Like metformin, rapamycin works on a cell’s mitochondria, where it may change how cells burn glucose, Ross says. Researchers suspect rapamycin can keep the mitochondria running smoothly longer.
“The image I teach to my students is the idea of a factory running out of control, and it’s just spewing stuff out the windows, and you’ve got a negative cascade effect,” Ross says. Preventing mitochondria running wild and burning out can head off effects like inflammation — a common contributor to age-related diseases.

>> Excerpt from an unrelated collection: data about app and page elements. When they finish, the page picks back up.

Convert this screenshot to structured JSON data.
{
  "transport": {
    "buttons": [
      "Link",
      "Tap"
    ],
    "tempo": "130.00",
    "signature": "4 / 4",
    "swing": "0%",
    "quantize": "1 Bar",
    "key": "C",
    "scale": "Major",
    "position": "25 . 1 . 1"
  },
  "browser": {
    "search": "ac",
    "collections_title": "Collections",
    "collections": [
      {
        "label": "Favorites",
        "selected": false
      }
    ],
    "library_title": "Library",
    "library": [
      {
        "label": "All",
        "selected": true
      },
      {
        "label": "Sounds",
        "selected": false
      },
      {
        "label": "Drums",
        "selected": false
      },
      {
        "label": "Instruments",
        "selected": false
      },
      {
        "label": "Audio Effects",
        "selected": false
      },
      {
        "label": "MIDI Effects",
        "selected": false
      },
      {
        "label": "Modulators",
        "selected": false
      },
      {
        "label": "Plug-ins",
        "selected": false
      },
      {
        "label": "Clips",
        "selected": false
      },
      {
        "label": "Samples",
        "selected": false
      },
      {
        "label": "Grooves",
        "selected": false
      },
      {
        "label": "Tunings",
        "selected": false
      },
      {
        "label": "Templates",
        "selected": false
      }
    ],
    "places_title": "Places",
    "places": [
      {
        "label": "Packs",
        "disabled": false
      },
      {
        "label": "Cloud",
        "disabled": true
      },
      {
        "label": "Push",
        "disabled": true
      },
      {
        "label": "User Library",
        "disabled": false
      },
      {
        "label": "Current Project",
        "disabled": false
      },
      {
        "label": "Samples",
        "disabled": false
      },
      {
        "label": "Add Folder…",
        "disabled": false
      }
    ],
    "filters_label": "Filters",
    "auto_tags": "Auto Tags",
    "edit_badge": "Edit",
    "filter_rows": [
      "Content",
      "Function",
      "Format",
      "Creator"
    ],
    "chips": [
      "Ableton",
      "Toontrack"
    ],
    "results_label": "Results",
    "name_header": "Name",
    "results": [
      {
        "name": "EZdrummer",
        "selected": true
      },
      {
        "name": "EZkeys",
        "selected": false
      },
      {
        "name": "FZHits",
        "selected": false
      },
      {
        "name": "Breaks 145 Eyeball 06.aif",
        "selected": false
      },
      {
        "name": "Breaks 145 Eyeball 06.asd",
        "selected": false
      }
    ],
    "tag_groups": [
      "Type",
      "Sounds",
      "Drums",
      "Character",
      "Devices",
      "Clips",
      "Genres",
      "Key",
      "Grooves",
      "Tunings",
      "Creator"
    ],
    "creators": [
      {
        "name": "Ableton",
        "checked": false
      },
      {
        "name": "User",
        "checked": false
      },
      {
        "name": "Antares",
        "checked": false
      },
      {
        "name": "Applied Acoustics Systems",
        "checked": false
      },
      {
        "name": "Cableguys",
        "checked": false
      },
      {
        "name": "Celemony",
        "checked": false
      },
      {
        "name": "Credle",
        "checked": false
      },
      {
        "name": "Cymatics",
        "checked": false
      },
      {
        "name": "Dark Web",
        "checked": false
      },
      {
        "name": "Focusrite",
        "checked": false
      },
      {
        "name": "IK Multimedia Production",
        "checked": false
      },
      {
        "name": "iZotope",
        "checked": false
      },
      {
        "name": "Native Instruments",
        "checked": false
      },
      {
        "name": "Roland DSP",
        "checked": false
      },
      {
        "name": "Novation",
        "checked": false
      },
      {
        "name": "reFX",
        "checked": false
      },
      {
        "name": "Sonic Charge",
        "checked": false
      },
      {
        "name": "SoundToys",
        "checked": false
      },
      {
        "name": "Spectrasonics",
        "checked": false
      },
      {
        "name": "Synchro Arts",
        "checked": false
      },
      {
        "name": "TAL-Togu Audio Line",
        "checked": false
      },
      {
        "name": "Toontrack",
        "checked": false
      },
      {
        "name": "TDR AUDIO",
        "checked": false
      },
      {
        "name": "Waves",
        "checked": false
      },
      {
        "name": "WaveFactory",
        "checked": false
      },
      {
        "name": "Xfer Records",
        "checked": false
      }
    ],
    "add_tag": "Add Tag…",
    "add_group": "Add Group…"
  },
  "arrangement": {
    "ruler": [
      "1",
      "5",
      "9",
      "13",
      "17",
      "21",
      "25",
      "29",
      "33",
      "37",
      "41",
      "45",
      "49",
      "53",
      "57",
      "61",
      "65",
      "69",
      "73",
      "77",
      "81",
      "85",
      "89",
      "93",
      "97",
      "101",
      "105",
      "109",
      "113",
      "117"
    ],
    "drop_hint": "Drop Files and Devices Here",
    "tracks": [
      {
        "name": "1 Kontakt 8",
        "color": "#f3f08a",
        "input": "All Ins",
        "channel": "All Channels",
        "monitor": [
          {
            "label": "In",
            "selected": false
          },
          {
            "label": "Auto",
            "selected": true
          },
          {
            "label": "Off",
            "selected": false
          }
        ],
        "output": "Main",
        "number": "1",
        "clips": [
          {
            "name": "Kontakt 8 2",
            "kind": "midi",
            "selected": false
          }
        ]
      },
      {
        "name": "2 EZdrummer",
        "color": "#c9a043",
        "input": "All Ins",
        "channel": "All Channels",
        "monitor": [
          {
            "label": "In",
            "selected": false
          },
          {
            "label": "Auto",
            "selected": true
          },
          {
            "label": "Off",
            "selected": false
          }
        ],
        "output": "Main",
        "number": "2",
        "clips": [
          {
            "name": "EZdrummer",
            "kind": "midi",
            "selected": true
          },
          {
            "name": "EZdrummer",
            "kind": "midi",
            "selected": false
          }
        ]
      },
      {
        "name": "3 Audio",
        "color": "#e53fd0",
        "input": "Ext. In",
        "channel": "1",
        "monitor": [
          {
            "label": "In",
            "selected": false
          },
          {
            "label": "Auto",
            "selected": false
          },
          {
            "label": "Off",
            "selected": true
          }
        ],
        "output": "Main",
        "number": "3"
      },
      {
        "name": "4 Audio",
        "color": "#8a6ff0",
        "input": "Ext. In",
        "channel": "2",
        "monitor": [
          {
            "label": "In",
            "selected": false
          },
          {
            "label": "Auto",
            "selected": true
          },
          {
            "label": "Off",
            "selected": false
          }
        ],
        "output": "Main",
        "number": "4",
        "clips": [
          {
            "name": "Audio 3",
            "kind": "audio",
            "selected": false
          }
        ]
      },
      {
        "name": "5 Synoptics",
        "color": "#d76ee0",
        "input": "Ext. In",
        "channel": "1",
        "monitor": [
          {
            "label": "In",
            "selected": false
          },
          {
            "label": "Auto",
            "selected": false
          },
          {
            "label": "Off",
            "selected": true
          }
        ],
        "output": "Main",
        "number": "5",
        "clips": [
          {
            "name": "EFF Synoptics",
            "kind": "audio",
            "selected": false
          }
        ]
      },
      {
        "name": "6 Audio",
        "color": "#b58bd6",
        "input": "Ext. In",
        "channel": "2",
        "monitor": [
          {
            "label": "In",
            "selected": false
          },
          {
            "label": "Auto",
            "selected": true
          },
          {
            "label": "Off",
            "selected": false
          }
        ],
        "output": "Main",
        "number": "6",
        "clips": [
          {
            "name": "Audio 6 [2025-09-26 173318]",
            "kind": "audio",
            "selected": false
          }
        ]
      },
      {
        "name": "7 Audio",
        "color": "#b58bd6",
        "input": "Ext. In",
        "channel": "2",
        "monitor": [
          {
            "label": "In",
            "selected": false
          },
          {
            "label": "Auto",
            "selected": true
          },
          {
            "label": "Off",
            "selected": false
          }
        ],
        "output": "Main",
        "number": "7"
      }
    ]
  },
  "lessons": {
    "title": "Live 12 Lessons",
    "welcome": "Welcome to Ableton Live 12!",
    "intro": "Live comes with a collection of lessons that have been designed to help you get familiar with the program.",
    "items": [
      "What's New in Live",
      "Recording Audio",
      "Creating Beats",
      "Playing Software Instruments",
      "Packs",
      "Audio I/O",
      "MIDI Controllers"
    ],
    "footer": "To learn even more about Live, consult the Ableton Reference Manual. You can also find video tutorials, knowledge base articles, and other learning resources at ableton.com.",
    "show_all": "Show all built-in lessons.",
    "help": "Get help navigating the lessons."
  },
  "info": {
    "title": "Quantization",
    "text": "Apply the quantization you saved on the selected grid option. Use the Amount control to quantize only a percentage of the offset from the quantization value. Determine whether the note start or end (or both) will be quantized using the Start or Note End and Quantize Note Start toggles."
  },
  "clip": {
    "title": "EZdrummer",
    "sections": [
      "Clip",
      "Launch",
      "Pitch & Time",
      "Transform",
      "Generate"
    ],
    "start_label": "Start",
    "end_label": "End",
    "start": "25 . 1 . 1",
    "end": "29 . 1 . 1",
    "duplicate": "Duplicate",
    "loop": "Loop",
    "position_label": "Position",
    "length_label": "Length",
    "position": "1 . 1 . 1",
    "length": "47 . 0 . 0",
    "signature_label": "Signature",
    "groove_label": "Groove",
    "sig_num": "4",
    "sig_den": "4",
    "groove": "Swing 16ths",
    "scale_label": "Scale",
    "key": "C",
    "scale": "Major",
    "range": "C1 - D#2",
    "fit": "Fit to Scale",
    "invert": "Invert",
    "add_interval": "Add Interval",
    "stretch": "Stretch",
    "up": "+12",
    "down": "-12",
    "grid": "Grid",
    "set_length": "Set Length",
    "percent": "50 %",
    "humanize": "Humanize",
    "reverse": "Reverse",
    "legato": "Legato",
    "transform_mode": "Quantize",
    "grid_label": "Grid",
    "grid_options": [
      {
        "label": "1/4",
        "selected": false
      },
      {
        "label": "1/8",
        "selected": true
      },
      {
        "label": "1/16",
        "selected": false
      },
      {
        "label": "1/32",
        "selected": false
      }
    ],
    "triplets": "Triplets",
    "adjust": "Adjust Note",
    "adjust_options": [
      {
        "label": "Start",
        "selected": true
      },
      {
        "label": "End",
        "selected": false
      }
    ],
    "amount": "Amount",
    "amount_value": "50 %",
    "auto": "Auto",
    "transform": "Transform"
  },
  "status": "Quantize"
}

Rapamycin “works in everything from yeast to mice. It works in multiple mouse strains and backgrounds. It works in both sexes,” says biologist Brian Kennedy, PhD former president of the Buck Institute for Research on Aging in Novato, CA. “I think it’s really exciting.”
But it has some powerful side effects.
Rapamycin can cause mouth sores, cataracts, and diabetes. It can also raise the risks of infection, bleeding, and some types of cancers, such as skin cancer. It can cause high blood pressure, fever, and anemia.
Kennedy says much of the rapamycin research under way is aimed at figuring out how to reduce its side effects. What researchers know about the drug’s side effects comes from people who already have serious health problems and who usually take it in combination with other drugs. But they don’t know whether those same issues would happen in healthier people taking the drug on its own.
So while rapamycin appears to produce more dramatic results, metformin is likely to get a clinical trial in humans first, Kennedy says.
“Metformin has been in millions of people. It’s pretty safe as drugs go,” he says. And as doctors and scientists delve deeper into anti-aging research, “The last thing we want is a drug that’s going to cause toxicity and have something like that happen, because that’s going to set the whole deal back.”
Ross’s marmoset study, published in 2015, was the first to look at rapamycin’s side effects in healthy primates. Like humans, marmosets have a higher risk of heart problems and metabolic illnesses when they’re obese. The study found no notable metabolic problems in a group of the monkeys who received rapamycin in human-equivalent doses for a year, and they lost significant amounts of body fat in the early months.
Beyond metformin and rapamycin, other research has looked at the potential anti-aging role of various drugs, hormones, and food compounds, with mixed or uncertain results:
- Resveratrol, a compound found in grapes and nuts, may reduce stress that leads to cell aging. Research shows it can extend life span in yeast, worms, and fish, but these effects haven’t been demonstrated in humans yet.
- Acarbose, a diabetes drug that can block the body’s absorption of carbohydrates, showed promise in male mice, but did little for females, Kennedy says.
- A hormone called 17-alpha-estradiol, a type of the female hormone estrogen, has shown “great promise” in extending longevity in mice, Austad says. But its side effects haven’t been investigated enough to know what risks they may pose.
“We’re better at keeping people alive with various diseases of aging, but we rarely bring them back to full health,” he says. “I think it’s going to be much better for the quality of life of the individual, and much better economically, if we can just keep them from getting sick in the first place.”